----- Provided material

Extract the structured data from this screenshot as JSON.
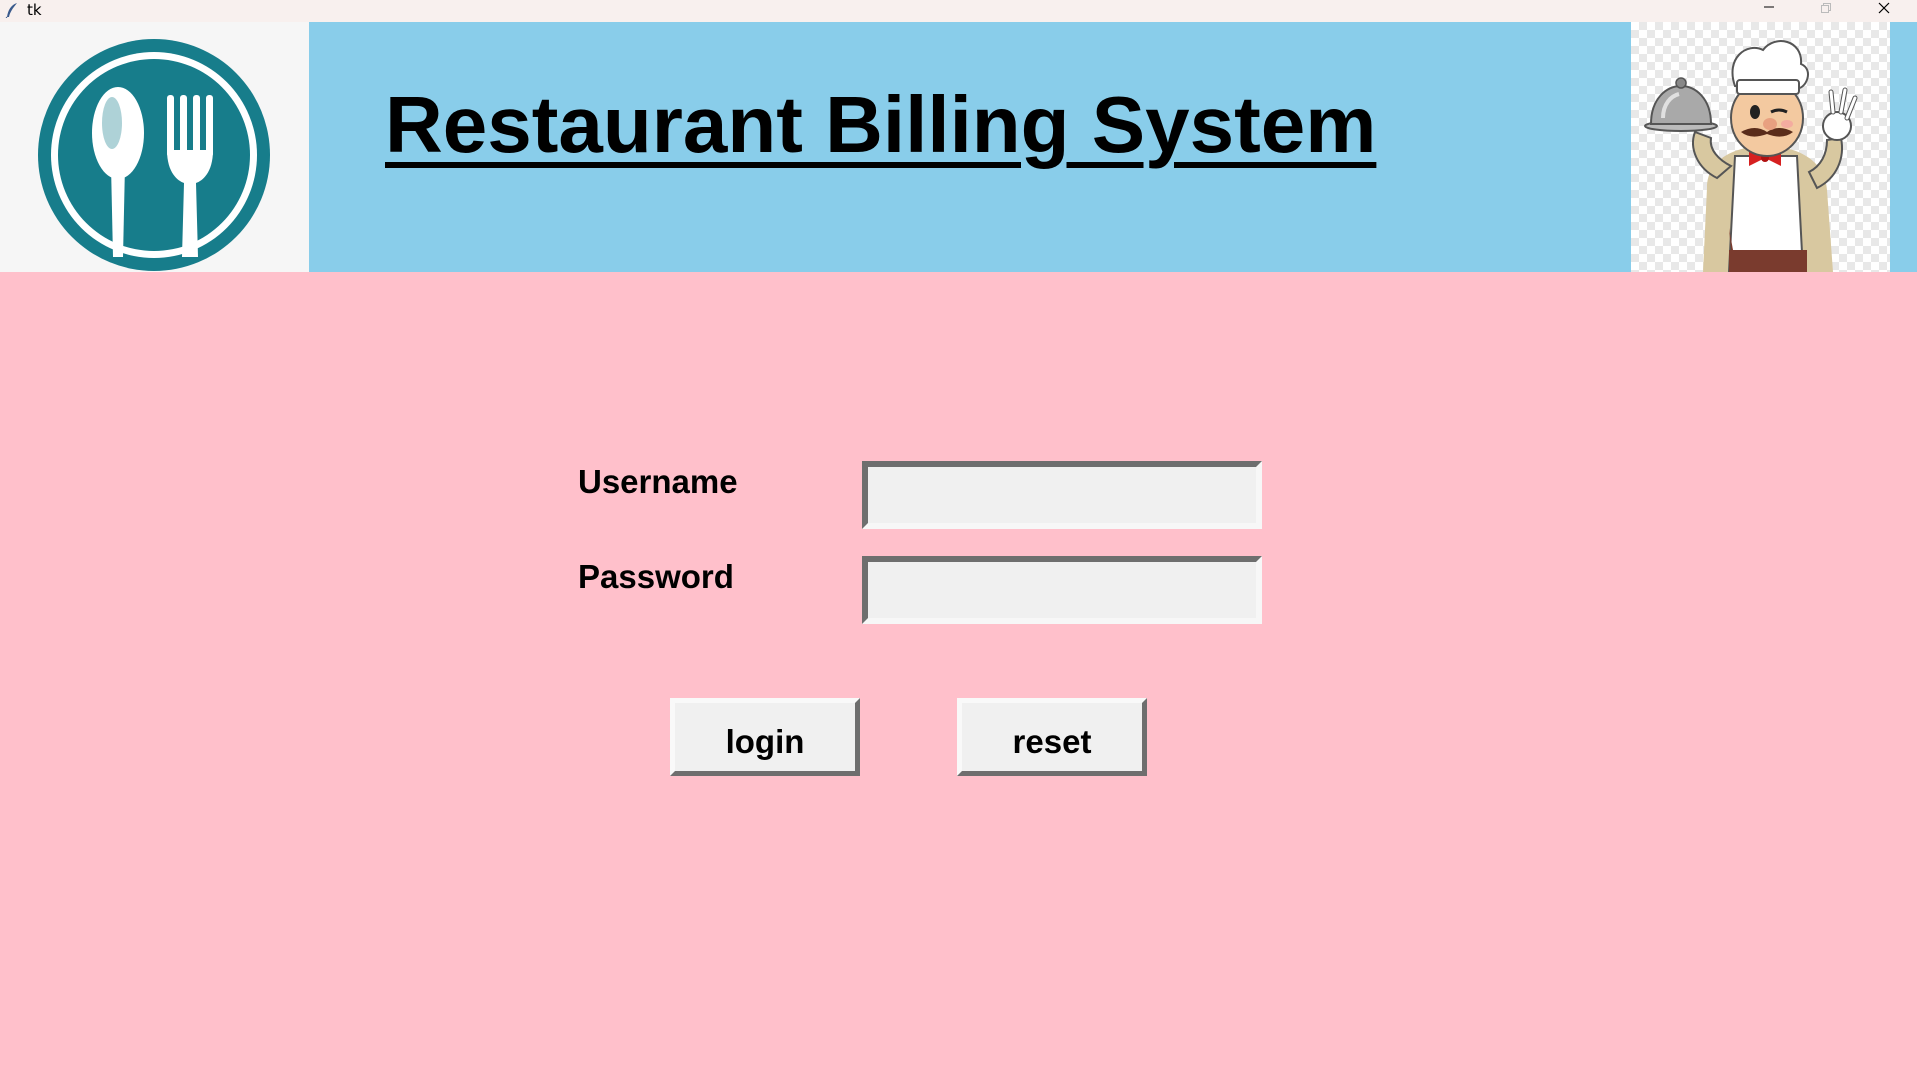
{
  "window": {
    "title": "tk",
    "controls": [
      "minimize-icon",
      "maximize-icon",
      "close-icon"
    ]
  },
  "header": {
    "title": "Restaurant Billing System",
    "logo_icon": "spoon-fork-icon",
    "mascot_icon": "chef-holding-cloche-icon"
  },
  "form": {
    "username_label": "Username",
    "username_value": "",
    "password_label": "Password",
    "password_value": ""
  },
  "buttons": {
    "login_label": "login",
    "reset_label": "reset"
  },
  "colors": {
    "background": "#ffc0cb",
    "header": "#89cdea",
    "logo_teal": "#177d8b"
  }
}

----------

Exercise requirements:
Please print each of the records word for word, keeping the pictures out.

Answer area:
Extract the structured data from this screenshot as JSON.
{
  "window": {
    "title": "tk",
    "controls": [
      "minimize-icon",
      "maximize-icon",
      "close-icon"
    ]
  },
  "header": {
    "title": "Restaurant Billing System",
    "logo_icon": "spoon-fork-icon",
    "mascot_icon": "chef-holding-cloche-icon"
  },
  "form": {
    "username_label": "Username",
    "username_value": "",
    "password_label": "Password",
    "password_value": ""
  },
  "buttons": {
    "login_label": "login",
    "reset_label": "reset"
  },
  "colors": {
    "background": "#ffc0cb",
    "header": "#89cdea",
    "logo_teal": "#177d8b"
  }
}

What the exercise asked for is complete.